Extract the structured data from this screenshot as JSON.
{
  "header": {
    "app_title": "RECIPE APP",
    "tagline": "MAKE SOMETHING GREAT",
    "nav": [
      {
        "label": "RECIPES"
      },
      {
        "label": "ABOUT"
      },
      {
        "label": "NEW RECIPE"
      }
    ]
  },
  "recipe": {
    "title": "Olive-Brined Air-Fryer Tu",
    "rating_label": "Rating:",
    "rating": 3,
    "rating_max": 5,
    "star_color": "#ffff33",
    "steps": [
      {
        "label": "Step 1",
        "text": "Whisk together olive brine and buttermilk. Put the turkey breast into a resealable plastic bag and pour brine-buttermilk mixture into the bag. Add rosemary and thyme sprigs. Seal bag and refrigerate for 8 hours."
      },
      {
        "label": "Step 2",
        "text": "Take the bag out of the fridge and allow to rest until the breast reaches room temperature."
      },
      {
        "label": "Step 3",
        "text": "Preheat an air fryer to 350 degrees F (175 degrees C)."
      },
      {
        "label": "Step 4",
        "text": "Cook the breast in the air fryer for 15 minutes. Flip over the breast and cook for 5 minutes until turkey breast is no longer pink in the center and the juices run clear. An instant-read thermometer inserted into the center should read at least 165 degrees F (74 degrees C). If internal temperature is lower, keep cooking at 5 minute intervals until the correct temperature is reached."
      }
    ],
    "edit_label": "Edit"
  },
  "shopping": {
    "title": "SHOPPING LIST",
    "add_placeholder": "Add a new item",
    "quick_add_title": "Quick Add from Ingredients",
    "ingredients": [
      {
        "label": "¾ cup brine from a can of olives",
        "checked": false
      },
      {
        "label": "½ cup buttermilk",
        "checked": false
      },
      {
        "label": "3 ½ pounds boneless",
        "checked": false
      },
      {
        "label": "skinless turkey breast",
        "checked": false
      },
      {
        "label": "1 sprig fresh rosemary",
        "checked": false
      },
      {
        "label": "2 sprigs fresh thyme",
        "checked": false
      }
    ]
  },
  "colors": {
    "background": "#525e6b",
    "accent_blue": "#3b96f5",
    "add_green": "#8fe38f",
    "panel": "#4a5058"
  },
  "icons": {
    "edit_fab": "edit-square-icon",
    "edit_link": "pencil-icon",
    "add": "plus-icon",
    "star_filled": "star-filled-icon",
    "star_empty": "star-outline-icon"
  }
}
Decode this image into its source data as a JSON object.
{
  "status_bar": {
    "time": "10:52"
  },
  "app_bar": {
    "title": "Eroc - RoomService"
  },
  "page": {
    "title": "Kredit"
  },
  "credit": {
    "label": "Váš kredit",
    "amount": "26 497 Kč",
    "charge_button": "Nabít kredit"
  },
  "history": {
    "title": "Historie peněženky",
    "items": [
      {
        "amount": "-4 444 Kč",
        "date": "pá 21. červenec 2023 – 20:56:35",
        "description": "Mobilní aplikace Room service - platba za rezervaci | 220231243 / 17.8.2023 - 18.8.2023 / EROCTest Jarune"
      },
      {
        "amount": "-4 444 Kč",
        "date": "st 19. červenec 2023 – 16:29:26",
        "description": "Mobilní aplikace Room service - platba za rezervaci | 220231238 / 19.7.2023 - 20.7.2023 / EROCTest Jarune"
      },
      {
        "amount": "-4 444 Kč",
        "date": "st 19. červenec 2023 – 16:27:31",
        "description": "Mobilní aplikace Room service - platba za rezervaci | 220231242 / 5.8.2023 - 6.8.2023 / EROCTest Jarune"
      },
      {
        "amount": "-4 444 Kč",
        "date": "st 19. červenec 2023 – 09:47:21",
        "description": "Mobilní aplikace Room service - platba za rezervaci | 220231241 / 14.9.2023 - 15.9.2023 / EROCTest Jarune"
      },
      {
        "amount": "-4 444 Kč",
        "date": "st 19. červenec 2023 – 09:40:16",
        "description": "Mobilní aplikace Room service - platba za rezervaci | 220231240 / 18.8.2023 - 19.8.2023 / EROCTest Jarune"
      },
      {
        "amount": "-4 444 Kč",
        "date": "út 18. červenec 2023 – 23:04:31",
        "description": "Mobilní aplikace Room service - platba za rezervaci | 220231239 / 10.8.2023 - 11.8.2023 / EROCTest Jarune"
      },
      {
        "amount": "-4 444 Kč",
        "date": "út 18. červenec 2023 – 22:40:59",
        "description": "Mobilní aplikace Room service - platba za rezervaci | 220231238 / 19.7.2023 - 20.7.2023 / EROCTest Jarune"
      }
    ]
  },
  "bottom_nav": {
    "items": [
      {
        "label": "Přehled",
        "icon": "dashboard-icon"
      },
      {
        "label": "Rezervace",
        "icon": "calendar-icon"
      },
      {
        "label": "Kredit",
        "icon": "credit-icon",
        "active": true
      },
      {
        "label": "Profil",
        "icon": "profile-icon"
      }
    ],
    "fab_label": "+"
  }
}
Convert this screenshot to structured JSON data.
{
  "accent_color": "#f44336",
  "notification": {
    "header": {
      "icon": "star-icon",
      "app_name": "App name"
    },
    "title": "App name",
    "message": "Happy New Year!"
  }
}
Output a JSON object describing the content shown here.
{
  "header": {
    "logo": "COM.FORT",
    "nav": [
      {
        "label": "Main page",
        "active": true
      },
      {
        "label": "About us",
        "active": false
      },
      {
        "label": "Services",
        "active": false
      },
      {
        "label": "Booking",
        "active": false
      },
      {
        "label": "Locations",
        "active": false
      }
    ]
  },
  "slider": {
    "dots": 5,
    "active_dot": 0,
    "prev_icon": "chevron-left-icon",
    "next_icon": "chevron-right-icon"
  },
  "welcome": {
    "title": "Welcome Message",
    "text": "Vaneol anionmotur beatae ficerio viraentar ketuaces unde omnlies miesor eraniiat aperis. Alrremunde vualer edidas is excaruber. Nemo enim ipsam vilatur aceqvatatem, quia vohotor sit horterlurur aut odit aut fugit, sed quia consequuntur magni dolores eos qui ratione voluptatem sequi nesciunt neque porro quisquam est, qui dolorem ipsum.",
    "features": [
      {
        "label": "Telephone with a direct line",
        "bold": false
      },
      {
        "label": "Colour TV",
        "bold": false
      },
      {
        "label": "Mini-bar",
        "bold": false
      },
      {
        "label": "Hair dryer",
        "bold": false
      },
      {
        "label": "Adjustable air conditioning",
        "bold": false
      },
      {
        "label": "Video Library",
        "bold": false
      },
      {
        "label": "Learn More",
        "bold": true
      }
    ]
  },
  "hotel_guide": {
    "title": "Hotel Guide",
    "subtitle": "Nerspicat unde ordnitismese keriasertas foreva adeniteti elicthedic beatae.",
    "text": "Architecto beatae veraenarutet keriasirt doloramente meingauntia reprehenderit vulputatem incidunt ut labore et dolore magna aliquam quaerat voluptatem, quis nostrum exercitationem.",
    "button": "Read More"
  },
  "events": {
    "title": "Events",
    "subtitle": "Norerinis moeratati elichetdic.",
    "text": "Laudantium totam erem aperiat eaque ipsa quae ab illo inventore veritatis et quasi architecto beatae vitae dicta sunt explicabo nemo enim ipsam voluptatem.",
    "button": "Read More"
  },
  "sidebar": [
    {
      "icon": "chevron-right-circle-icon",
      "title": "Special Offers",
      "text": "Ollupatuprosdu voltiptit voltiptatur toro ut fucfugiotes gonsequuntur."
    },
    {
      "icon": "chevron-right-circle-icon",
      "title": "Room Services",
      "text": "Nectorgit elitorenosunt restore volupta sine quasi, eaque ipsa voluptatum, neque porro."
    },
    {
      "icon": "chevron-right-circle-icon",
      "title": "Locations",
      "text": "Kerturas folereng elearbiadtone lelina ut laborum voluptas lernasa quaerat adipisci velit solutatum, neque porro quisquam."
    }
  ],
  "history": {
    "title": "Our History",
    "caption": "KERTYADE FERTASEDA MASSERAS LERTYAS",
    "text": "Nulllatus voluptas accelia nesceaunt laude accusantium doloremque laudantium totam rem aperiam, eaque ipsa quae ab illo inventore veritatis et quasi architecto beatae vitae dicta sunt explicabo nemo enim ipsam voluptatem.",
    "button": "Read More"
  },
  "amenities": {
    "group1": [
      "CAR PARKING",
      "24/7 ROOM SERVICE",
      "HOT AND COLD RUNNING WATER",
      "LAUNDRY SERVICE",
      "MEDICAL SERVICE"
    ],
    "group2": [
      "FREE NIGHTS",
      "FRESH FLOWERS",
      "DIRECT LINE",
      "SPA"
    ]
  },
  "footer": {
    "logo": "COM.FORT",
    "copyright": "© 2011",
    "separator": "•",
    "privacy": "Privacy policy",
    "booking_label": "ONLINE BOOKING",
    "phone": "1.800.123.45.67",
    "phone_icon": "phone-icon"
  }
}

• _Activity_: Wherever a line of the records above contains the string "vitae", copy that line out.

• _Solution for this task_:
    "text": "Laudantium totam erem aperiat eaque ipsa quae ab illo inventore veritatis et quasi architecto beatae vitae dicta sunt explicabo nemo enim ipsam voluptatem.",
    "text": "Nulllatus voluptas accelia nesceaunt laude accusantium doloremque laudantium totam rem aperiam, eaque ipsa quae ab illo inventore veritatis et quasi architecto beatae vitae dicta sunt explicabo nemo enim ipsam voluptatem.",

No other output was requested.